Heredity can be a boon when you get your mom's long eyelashes or your dad's blue eyes, but it can be a pain when you inherit dark circles. Genes are the most common cause of dark circles, says New York City-based dermatologist Charlotte Clark in "Real Simple" magazine.
Hereditary dark circles under your eyes look just like other dark circles -- they show up as round, uniform areas of darker skin underneath your eyes. The difference is that hereditary dark circles are determined by genetics, so while you can do things to make them look worse or better, you can't control whether or not you have them in the first place.
A few different types of dark circles may be hereditary. Most dark circles are caused by allergies, which can be hereditary, says Cheryl M. Burgess, medical director at the Center for Dermatology and Dermatologic Surgery in Washington, D.C., in "O, The Oprah Magazine." When you rub your eyes to soothe irritation, you may be causing dark circles. Some people may also have more pigment beneath the eyes or slower vascular movement, also hereditary traits, says Burgess. Thin skin and pale skin, both hereditary traits, can also cause dark circles.
If you're prone to dark circles because of your genes, certain behaviors can exacerbate the problem and make your dark circles more noticeable. Sun damage can cause your skin to step up melanin production, increasing under-eye darkness. Drinking too much alcohol or consuming lots of caffeinated beverages can also make dark circles more noticeable. Smoking can significantly increase the appearance of dark circles. If you are genetically prone to dark circles, you may want to limit or avoid these behaviors.
An over-the-counter or prescription antihistamine can help prevent dark circles caused by allergies.
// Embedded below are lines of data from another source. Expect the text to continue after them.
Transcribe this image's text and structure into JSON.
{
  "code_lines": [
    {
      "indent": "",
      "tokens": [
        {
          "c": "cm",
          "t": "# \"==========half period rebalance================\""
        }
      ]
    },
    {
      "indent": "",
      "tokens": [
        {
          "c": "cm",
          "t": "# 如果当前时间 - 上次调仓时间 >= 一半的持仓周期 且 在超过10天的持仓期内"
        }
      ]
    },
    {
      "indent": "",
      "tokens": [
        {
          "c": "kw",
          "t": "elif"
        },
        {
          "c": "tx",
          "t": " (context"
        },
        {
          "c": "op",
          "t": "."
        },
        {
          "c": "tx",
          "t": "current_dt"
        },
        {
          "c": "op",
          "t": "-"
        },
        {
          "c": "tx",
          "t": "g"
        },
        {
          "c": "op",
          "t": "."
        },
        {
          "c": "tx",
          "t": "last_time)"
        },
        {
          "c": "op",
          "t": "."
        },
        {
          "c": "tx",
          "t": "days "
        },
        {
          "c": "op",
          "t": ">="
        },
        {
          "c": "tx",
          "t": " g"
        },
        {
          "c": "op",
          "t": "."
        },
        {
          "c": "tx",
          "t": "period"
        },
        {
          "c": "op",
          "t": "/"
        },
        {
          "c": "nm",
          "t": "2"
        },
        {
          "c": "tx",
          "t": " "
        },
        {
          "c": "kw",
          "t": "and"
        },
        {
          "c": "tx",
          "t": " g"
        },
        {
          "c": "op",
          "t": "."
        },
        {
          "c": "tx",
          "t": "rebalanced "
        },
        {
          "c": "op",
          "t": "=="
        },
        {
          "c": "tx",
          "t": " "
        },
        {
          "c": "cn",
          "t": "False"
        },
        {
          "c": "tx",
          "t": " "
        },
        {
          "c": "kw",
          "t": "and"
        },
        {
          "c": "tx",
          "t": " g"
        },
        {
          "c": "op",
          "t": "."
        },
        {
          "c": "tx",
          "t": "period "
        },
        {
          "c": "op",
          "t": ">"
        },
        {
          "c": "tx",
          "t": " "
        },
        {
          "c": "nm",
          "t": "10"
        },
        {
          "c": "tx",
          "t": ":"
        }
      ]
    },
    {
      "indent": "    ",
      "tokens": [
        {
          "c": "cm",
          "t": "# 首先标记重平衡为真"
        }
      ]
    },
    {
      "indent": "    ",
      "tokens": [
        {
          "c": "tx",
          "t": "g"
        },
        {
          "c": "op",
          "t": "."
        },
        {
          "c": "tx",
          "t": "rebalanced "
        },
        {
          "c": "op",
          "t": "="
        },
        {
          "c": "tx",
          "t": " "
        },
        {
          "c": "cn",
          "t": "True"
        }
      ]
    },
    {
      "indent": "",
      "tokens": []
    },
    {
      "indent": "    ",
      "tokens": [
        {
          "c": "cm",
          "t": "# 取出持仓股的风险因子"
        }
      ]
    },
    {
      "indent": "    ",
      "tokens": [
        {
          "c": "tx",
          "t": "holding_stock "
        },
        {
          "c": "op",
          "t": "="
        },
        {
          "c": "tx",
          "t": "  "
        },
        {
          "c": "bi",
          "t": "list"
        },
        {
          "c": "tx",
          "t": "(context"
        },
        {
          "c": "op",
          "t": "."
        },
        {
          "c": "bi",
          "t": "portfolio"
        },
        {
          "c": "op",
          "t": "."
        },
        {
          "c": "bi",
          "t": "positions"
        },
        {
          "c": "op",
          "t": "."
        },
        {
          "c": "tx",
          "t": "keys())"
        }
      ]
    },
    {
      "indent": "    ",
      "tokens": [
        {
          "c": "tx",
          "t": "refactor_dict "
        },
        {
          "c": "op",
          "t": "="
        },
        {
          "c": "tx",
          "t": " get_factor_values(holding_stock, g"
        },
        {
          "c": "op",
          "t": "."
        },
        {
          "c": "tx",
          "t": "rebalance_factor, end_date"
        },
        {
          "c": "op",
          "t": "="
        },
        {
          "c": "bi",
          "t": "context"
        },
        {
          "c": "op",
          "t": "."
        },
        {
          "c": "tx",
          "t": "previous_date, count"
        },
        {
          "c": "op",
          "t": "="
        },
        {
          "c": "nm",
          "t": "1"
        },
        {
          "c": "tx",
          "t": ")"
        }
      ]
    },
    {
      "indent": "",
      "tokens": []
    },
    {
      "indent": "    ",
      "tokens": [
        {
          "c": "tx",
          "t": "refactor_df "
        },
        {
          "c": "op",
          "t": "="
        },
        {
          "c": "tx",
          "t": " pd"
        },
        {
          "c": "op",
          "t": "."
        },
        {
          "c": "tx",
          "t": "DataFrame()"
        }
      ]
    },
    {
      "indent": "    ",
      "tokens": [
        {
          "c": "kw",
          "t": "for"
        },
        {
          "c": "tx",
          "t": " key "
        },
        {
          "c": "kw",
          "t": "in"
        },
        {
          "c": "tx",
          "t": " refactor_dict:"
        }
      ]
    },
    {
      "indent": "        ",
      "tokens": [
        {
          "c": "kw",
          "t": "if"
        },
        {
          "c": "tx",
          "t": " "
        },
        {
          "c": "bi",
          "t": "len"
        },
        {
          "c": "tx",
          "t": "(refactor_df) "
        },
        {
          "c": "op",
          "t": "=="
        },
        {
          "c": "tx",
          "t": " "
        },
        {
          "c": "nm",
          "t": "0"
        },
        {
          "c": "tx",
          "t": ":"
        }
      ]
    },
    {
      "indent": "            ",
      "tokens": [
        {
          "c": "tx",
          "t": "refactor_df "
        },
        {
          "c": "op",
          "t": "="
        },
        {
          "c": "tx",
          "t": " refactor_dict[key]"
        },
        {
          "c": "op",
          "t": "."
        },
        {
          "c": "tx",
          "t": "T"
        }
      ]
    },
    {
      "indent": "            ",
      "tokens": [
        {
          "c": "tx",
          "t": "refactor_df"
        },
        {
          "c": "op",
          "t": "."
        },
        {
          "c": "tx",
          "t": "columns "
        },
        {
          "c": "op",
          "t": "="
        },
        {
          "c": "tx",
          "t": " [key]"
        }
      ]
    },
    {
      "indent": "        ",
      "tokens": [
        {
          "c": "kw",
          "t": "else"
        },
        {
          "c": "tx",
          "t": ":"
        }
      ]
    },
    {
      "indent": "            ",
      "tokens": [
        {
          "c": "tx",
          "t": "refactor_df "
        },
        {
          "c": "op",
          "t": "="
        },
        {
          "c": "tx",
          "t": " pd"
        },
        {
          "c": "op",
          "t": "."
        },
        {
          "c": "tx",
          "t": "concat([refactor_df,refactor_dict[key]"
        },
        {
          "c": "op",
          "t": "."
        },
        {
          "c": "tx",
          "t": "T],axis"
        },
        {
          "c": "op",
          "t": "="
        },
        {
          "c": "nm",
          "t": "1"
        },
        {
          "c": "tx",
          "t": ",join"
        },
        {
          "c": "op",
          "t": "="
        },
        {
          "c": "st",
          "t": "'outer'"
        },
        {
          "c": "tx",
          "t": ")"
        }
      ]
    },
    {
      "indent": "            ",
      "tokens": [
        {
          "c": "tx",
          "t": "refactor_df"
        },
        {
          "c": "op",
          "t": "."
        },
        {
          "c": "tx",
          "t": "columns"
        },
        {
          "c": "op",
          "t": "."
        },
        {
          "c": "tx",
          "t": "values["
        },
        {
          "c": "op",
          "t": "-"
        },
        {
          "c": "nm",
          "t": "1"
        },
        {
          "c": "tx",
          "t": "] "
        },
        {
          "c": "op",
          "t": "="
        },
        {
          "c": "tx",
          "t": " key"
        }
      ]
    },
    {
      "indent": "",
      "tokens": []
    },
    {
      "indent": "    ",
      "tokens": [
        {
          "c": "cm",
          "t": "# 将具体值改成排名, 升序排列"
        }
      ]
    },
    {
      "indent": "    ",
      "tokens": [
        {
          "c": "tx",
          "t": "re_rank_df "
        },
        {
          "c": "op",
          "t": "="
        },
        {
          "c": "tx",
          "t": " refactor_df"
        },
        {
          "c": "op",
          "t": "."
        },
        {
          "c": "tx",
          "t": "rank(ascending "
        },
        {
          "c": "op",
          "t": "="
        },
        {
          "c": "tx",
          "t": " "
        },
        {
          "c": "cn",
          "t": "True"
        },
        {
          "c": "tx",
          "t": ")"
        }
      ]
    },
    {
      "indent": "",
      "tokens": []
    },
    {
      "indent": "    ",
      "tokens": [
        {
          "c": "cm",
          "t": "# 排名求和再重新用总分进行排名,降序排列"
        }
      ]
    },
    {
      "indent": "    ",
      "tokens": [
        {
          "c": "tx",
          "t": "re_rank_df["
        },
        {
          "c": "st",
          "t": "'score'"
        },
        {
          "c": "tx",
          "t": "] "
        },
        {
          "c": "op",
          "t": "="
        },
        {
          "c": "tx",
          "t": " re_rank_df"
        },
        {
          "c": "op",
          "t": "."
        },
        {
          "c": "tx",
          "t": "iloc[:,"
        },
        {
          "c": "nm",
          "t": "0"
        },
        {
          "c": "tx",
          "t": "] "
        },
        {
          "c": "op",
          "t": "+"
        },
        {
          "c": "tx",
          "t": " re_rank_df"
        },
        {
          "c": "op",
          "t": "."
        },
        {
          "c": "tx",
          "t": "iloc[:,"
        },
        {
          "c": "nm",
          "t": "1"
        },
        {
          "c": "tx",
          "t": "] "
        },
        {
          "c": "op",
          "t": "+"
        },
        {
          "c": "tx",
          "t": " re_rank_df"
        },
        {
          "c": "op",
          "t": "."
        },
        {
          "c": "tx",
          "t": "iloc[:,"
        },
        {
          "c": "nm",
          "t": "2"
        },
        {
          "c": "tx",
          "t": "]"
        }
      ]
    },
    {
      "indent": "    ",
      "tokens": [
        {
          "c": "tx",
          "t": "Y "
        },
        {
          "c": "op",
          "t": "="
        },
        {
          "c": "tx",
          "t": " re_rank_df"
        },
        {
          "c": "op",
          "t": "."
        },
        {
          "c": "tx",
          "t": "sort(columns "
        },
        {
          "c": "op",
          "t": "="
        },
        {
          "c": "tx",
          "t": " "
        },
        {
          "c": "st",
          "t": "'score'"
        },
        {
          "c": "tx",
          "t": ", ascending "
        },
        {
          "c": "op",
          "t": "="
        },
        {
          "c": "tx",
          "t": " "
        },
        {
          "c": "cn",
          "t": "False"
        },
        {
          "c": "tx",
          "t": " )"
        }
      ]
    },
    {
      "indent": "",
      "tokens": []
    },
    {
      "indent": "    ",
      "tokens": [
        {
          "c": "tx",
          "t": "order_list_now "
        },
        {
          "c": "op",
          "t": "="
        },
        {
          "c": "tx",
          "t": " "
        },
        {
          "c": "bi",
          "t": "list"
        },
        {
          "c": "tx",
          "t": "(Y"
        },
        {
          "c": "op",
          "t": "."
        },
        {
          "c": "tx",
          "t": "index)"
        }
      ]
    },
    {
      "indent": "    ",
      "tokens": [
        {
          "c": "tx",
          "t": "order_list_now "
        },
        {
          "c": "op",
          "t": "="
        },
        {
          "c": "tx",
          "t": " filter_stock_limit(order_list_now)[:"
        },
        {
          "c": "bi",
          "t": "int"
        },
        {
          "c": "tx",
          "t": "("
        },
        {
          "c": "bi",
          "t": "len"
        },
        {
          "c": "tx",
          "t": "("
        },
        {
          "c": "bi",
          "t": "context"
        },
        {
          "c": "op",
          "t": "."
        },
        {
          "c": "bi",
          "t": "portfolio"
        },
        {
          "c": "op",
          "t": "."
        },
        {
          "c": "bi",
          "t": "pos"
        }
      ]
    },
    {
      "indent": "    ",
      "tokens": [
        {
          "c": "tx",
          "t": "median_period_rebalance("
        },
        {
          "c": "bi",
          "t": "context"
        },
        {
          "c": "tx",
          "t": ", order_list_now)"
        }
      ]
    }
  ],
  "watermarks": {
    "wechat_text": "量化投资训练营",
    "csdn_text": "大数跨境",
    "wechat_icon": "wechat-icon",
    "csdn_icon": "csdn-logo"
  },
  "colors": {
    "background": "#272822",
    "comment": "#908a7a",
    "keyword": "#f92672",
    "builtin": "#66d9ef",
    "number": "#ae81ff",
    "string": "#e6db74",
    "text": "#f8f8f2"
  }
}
If you know your hereditary dark circles are caused in whole or in part by vascular issues, sleeping propped up on pillows and applying a cool compress in the morning may be all you need to reduce their appearance, says Jeannette Graf, associate clinical professor of dermatology at the Mount Sinai School of Medicine, in New York City, in "Real Simple" magazine. If thin skin runs in your family, a retinol or vitamin C cream helps stimulate collagen production to make skin thicker and the veins beneath less noticeable.
If you can't fight your genes, you can hide the dark circles they cause with a little concealer. Choose a creamy concealer that matches your skin tone, and tap it onto your under-eye area with your fingertip, recommends beauty editor Valerie Monroe in "O, The Oprah Magazine." Then blend it in with your fingers until your dark circles fade away.